Work item:
Please report how many lines in the data below contain "JSON". Nothing besides the number should be written.

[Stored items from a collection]
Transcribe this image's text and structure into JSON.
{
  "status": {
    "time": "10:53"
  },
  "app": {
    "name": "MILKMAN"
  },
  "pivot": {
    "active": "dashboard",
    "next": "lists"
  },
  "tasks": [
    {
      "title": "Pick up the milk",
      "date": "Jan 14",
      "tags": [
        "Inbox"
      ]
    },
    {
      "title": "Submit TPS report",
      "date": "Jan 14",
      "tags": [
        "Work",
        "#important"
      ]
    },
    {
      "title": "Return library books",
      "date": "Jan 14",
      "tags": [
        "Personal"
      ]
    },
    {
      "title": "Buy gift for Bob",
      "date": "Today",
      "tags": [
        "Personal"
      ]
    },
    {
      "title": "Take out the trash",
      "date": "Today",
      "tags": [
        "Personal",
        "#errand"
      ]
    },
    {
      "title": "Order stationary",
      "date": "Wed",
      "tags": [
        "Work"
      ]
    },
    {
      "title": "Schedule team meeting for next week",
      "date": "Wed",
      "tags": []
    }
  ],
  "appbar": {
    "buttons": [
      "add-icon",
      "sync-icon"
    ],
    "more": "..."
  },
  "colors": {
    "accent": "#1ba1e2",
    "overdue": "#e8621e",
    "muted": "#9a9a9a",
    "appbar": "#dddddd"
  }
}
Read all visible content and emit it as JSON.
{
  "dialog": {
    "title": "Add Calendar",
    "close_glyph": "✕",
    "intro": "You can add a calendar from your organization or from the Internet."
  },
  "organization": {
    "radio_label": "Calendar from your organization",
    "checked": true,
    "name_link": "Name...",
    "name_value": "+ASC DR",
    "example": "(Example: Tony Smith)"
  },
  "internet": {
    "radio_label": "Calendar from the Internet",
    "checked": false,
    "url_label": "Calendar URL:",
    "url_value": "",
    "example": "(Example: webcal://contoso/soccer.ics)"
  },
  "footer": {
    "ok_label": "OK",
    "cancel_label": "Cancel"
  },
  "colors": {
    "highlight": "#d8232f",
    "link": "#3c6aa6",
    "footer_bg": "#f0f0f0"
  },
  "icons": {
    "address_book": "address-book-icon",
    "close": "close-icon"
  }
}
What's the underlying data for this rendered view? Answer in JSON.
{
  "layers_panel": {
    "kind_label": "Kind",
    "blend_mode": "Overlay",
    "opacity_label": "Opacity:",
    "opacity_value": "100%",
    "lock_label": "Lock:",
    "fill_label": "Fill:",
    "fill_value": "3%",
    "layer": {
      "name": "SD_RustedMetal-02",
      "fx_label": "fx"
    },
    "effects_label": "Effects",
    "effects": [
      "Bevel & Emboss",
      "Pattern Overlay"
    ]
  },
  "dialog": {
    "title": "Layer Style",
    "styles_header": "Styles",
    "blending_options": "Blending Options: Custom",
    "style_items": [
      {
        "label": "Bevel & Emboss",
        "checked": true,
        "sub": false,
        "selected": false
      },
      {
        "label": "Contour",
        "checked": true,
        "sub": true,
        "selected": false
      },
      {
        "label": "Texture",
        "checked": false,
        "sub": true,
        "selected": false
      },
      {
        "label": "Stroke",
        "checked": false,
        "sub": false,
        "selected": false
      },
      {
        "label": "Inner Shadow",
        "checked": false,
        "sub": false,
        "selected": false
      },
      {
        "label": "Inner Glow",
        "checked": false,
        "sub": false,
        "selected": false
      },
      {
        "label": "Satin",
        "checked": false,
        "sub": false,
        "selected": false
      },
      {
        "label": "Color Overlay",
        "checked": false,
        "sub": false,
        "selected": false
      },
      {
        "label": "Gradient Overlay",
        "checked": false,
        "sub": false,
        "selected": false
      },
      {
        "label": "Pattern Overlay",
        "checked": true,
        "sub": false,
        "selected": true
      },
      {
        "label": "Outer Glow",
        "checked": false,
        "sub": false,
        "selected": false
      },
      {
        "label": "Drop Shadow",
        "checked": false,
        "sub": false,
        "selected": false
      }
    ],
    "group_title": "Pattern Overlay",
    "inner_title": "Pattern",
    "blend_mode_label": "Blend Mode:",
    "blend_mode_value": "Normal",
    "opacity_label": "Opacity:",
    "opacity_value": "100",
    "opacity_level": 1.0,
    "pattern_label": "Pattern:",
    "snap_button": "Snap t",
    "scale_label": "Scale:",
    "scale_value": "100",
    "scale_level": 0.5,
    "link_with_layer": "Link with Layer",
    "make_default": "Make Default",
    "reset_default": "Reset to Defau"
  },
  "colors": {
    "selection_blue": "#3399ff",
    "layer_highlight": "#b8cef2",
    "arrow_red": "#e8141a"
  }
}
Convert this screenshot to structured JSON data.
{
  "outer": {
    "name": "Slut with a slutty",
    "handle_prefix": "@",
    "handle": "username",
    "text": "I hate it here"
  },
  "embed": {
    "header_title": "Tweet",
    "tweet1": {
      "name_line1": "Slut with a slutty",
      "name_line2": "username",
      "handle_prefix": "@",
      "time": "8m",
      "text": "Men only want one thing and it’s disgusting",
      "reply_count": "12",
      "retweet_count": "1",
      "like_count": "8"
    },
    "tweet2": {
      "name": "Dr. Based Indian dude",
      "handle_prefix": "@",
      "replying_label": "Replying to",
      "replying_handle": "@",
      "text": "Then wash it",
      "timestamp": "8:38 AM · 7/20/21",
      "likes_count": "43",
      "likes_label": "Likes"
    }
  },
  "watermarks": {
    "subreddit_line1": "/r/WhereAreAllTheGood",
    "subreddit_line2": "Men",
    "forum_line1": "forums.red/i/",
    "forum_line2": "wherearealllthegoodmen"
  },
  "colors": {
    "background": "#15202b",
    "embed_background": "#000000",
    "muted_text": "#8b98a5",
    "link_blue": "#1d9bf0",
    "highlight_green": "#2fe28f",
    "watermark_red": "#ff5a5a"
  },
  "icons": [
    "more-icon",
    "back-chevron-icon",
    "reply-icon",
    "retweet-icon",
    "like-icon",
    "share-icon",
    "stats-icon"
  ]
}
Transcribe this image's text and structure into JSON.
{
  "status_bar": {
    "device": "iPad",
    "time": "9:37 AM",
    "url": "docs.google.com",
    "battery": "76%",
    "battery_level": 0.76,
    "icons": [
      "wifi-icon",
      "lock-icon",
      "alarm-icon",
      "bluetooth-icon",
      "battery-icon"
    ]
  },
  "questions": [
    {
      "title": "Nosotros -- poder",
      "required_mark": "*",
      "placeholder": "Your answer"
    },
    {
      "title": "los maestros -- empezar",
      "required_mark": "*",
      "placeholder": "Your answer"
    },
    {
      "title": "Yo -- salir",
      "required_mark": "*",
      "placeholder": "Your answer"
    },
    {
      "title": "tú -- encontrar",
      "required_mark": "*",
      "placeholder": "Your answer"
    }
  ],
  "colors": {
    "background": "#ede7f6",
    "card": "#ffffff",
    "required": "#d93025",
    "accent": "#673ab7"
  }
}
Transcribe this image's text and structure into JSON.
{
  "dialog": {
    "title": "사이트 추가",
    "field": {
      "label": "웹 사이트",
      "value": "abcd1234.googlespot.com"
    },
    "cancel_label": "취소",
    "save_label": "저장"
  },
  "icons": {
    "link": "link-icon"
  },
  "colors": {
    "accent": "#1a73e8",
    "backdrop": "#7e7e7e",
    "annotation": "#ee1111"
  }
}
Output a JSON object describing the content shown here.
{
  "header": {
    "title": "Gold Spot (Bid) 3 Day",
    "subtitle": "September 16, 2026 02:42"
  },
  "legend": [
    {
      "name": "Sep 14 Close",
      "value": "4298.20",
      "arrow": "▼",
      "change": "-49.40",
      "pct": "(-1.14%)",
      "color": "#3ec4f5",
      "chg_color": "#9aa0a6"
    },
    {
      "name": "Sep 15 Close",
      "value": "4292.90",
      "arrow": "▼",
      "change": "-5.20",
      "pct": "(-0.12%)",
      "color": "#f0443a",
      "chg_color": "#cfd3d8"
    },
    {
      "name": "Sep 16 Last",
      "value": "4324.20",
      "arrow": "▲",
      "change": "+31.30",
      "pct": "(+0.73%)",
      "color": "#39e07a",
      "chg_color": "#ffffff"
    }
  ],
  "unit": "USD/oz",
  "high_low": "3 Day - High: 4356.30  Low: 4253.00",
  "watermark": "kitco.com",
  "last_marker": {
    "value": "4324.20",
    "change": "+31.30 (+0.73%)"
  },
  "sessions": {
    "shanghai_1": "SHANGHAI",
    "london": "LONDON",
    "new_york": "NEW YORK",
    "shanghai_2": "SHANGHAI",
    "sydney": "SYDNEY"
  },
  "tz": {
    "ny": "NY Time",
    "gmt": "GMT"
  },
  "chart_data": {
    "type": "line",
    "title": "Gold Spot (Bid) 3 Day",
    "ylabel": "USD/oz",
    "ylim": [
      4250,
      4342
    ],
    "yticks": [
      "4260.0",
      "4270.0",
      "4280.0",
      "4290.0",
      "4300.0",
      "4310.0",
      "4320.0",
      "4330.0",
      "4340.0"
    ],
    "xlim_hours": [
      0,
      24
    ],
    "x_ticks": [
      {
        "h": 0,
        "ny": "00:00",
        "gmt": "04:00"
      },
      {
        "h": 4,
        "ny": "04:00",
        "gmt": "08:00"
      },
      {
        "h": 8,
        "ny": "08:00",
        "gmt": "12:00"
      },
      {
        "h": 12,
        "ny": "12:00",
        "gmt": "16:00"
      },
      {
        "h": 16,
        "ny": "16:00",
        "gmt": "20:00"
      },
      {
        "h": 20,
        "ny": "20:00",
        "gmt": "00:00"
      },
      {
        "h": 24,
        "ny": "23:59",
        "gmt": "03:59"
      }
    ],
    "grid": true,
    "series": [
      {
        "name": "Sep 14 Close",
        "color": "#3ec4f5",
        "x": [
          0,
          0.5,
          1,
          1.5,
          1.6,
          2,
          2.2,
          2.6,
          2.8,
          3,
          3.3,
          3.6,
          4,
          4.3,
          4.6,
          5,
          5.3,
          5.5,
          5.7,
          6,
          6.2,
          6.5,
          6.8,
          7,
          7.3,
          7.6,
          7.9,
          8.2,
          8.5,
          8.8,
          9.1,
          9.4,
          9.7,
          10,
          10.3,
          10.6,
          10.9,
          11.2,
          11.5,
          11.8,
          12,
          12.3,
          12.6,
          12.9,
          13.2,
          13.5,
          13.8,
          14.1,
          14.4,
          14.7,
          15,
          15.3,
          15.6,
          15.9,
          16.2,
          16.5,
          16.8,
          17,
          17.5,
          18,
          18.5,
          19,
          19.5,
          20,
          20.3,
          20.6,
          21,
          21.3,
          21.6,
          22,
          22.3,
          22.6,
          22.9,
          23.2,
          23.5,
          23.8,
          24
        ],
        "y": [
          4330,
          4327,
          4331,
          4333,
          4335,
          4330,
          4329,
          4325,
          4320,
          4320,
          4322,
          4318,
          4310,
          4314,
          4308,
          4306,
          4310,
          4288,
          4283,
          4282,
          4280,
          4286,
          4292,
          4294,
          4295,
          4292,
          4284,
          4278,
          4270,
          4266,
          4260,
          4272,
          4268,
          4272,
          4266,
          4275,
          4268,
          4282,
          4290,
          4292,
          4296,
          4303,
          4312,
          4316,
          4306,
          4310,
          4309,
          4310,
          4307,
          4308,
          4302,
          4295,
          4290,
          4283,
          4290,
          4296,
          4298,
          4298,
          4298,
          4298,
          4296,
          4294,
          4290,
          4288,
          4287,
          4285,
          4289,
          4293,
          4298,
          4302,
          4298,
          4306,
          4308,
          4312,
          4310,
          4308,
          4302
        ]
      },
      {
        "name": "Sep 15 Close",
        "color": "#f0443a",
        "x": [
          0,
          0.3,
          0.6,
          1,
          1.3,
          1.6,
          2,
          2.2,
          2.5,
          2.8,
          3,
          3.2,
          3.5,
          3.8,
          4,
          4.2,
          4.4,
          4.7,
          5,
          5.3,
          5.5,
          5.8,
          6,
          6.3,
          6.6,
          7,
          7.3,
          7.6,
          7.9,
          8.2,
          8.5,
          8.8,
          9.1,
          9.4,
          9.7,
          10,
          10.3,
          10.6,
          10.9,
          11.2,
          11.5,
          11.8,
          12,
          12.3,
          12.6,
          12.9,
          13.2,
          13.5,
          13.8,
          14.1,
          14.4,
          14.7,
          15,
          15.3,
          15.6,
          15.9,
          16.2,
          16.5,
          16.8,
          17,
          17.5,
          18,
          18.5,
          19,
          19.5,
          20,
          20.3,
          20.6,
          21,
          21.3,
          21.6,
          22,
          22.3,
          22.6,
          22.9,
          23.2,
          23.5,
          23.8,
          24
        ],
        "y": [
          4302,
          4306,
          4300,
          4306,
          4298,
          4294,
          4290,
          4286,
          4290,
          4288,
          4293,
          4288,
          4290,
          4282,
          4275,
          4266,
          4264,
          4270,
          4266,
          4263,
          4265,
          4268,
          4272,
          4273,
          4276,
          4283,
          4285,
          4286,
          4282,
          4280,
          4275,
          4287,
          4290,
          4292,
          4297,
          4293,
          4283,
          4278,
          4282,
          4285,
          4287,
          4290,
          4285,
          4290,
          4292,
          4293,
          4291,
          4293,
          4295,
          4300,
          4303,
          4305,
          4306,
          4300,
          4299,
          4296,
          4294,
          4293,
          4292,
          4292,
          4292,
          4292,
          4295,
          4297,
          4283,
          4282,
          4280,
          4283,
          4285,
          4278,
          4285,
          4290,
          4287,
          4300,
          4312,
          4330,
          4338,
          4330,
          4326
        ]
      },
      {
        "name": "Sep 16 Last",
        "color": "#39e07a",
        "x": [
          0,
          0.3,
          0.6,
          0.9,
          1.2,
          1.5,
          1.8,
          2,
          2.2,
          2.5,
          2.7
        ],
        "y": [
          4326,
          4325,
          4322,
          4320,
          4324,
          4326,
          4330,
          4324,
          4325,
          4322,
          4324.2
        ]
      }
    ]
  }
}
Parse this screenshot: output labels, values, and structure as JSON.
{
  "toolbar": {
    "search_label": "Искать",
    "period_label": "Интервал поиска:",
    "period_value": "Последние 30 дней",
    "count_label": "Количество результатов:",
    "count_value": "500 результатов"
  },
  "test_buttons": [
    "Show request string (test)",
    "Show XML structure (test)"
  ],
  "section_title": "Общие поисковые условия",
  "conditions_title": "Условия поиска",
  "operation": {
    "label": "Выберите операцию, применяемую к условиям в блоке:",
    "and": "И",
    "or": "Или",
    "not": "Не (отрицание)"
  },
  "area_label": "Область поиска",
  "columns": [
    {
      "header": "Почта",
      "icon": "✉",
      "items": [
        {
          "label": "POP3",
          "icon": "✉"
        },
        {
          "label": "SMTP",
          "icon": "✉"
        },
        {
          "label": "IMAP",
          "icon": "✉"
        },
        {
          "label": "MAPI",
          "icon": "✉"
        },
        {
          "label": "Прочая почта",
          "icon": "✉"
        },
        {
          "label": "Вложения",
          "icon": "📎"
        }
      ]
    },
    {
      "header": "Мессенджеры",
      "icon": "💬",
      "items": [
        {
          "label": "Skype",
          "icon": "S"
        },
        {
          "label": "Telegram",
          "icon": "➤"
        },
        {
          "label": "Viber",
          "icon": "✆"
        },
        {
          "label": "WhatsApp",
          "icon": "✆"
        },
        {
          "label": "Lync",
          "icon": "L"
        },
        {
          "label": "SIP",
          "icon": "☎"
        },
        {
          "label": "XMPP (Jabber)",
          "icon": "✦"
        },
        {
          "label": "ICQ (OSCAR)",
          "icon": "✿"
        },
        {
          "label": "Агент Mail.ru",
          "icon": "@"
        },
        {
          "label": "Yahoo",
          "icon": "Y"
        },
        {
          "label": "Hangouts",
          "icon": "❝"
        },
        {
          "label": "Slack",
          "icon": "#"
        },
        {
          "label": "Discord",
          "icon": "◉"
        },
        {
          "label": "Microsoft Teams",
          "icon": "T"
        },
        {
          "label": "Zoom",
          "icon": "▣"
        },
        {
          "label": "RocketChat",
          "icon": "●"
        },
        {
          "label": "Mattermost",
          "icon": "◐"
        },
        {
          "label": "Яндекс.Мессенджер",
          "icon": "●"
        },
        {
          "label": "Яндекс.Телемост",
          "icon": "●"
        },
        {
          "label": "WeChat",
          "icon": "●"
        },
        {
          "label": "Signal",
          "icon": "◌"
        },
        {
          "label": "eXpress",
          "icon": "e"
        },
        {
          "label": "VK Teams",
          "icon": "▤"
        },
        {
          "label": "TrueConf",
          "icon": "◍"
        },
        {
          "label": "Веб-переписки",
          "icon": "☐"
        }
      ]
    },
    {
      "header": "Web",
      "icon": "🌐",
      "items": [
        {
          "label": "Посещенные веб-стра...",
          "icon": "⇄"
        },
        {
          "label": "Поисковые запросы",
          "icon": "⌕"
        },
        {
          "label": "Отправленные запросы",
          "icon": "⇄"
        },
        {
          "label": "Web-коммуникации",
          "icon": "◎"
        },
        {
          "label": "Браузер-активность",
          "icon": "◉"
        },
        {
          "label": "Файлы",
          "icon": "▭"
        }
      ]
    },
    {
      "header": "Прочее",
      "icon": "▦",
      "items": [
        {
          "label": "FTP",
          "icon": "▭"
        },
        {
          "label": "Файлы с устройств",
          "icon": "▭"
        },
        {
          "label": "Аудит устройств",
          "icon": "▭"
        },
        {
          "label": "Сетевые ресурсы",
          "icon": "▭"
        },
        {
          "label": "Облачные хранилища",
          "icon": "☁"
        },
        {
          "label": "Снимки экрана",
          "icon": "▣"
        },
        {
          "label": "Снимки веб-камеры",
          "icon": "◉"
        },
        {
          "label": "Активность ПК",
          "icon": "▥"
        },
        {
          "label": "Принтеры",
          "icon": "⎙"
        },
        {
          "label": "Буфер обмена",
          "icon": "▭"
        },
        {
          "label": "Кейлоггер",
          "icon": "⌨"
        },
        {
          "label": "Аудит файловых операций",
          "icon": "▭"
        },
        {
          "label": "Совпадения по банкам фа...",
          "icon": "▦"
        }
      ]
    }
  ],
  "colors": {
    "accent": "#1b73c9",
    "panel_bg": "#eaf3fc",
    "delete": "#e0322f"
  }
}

Completed task:
8